What is required - Please restate the entire listing verbatim.

Provided material -
== Segment start ==

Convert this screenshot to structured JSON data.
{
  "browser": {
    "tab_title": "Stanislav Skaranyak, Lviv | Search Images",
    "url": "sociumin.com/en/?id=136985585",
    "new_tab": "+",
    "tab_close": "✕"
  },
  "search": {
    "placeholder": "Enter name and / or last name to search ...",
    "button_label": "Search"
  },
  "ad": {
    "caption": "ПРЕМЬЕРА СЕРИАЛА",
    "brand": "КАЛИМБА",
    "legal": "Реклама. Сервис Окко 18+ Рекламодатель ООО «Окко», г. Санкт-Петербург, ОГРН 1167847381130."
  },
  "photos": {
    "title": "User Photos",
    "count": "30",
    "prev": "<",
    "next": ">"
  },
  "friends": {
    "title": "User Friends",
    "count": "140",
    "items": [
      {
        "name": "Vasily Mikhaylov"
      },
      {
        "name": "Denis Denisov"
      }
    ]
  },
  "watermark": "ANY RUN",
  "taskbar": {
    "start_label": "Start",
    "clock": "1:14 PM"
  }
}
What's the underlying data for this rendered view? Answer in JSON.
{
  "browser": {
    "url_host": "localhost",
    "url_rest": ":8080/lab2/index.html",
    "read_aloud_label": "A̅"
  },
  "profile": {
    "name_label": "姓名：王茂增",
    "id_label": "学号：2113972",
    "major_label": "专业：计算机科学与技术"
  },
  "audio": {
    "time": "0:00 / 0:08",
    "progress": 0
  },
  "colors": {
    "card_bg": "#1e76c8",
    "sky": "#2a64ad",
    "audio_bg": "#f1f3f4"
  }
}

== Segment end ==

Result of this task -
Convert this screenshot to structured JSON data.
{
  "browser": {
    "tab_title": "Stanislav Skaranyak, Lviv | Search Images",
    "url": "sociumin.com/en/?id=136985585",
    "new_tab": "+",
    "tab_close": "✕"
  },
  "search": {
    "placeholder": "Enter name and / or last name to search ...",
    "button_label": "Search"
  },
  "ad": {
    "caption": "ПРЕМЬЕРА СЕРИАЛА",
    "brand": "КАЛИМБА",
    "legal": "Реклама. Сервис Окко 18+ Рекламодатель ООО «Окко», г. Санкт-Петербург, ОГРН 1167847381130."
  },
  "photos": {
    "title": "User Photos",
    "count": "30",
    "prev": "<",
    "next": ">"
  },
  "friends": {
    "title": "User Friends",
    "count": "140",
    "items": [
      {
        "name": "Vasily Mikhaylov"
      },
      {
        "name": "Denis Denisov"
      }
    ]
  },
  "watermark": "ANY RUN",
  "taskbar": {
    "start_label": "Start",
    "clock": "1:14 PM"
  }
}
What's the underlying data for this rendered view? Answer in JSON.
{
  "browser": {
    "url_host": "localhost",
    "url_rest": ":8080/lab2/index.html",
    "read_aloud_label": "A̅"
  },
  "profile": {
    "name_label": "姓名：王茂增",
    "id_label": "学号：2113972",
    "major_label": "专业：计算机科学与技术"
  },
  "audio": {
    "time": "0:00 / 0:08",
    "progress": 0
  },
  "colors": {
    "card_bg": "#1e76c8",
    "sky": "#2a64ad",
    "audio_bg": "#f1f3f4"
  }
}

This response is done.